Segment Open

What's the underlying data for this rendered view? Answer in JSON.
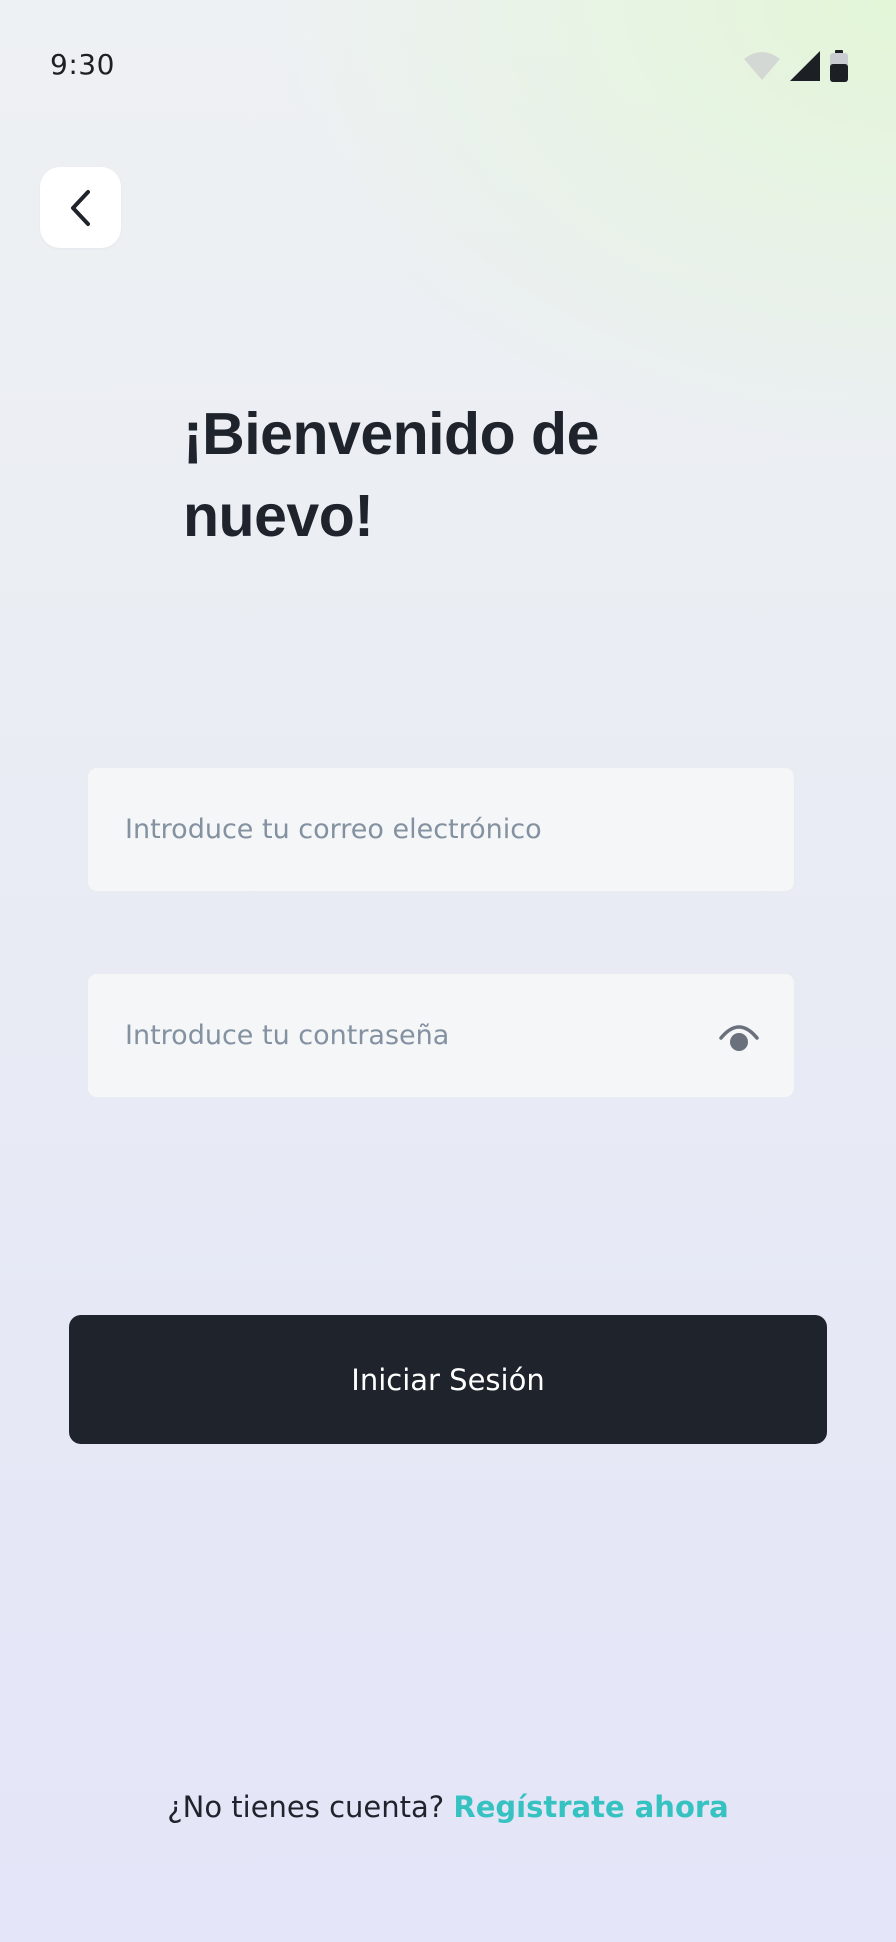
{
  "status_bar": {
    "time": "9:30",
    "icons": [
      "wifi-icon",
      "signal-icon",
      "battery-icon"
    ]
  },
  "header": {
    "back_icon": "chevron-left-icon"
  },
  "main": {
    "title": "¡Bienvenido de nuevo!",
    "email_placeholder": "Introduce tu correo electrónico",
    "password_placeholder": "Introduce tu contraseña",
    "password_toggle_icon": "eye-icon",
    "login_label": "Iniciar Sesión"
  },
  "footer": {
    "prompt": "¿No tienes cuenta?",
    "register_label": "Regístrate ahora"
  },
  "colors": {
    "primary": "#1E232C",
    "accent": "#35C2C1",
    "placeholder": "#8391A1",
    "field_background": "#F5F6F8"
  }
}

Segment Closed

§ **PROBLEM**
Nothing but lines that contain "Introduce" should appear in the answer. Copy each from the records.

§ **PROBLEM SOLUTION**
    "email_placeholder": "Introduce tu correo electrónico",
    "password_placeholder": "Introduce tu contraseña",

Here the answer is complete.